If Congress fails to pass more aid, the flow of weapons from Washington to kyiv will dry up. Although that is an unlikely option, it should not be ruled out. And, in any case, the message that the United States is sending to its allies, to Ukraine and to Russia, is evident: American leadership in the conflict is in question, and it will be more so as the 2024 elections approach and public opinion’s rejection of giving weapons continues to grow. The decision of the ultra congressman Matt Gaetz of trying to force the resignation of the president of the House of Representatives, Kevin McCarthypartly because of his support for kyiv – and also partly out of sheer personal animosity – may postpone support for kyiv even further.
Those who oppose aid are concentrated mainly in the House of Representatives, although they have some support in the Senate, especially the senator from Kentucky Rand Paulan ultraliberal whose father, Ron Paulworks as a commentator on the Russian channel RT, formerly known as Russia Today.
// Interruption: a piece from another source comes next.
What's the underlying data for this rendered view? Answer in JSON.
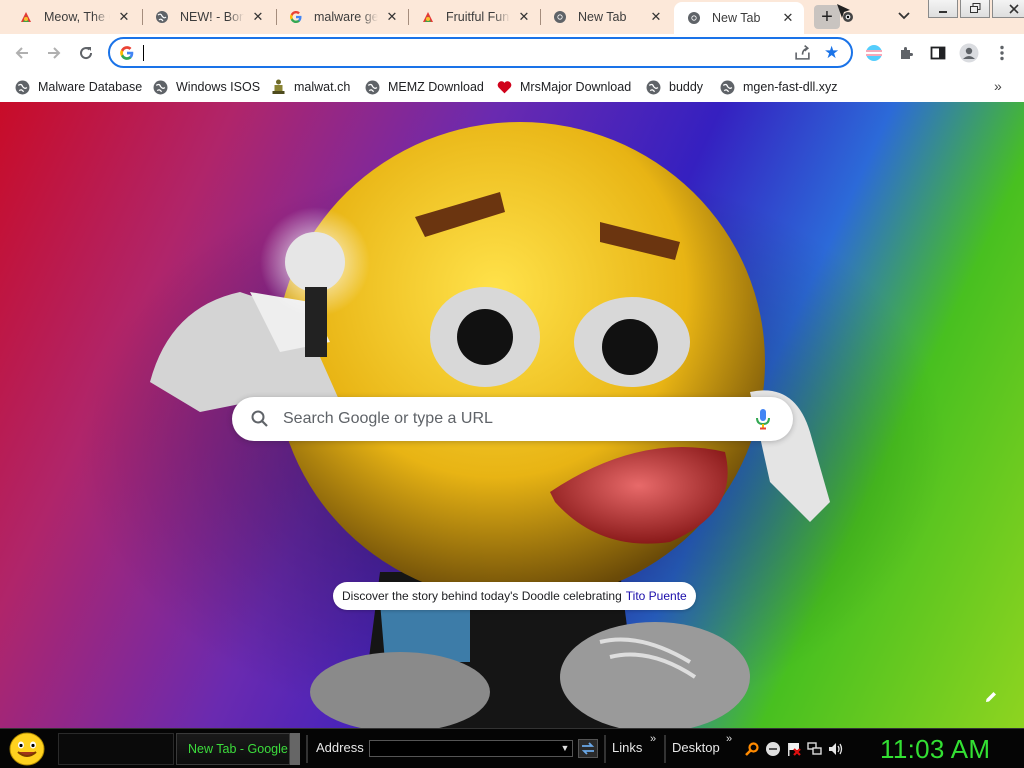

They are a minority group, but with enough power to intimidate a large part of that party’s bench, and with a thesis that is summarized in one sentence – something very important in the world of 21st century politics – and that also seems terrorize the Democrats who control the White House and the Senate: “Whoever wants to give aid to Ukraine shows that they care more about that country than about the United States”. The virulence of this attitude is such that in three days the Republican Party went from demanding in the House of Representatives a 10% cut in the budget in a series of items that represent around a third of US public spending to settling for these remain stable, as long as, of course, there is no aid for Ukraine.
Added to this are other more far-fetched arguments, such as Paul’s fears in the spring that aid to kyiv would mean a wave of hyperinflation in United States. Demonstrating how an amount equivalent to 0.2% of the country’s GDP, or 0.7% of the federal State budget, can cause a rise in prices is something that could make Paul, who is an ophthalmologist by profession, worthy of the award. Nobel Prize in Economics. And finally, there is the argument that the United States, not Ukraine, is suffering a “invasion” of undocumented immigrants along its border with Mexicoand that that should be Washington’s political priority.
The refusal to support Kiev is such in that group that on Friday night Gaetz indignantly tweeted that McCarthy had reached a secret agreement with the Democrats to, once the crisis was over, approve more military aid to Ukraine. This Sunday, Gaetz announced that he will present a motion to remove McCarthy. It is very unlikely that the proposal will go ahead, among other things because the ultras are few and, furthermore, they do not have a candidate to replace McCarthy, who could count on the support of most of the Republicans and a considerable part of the democrats. But the move could further delay the delivery of aid to Ukraine.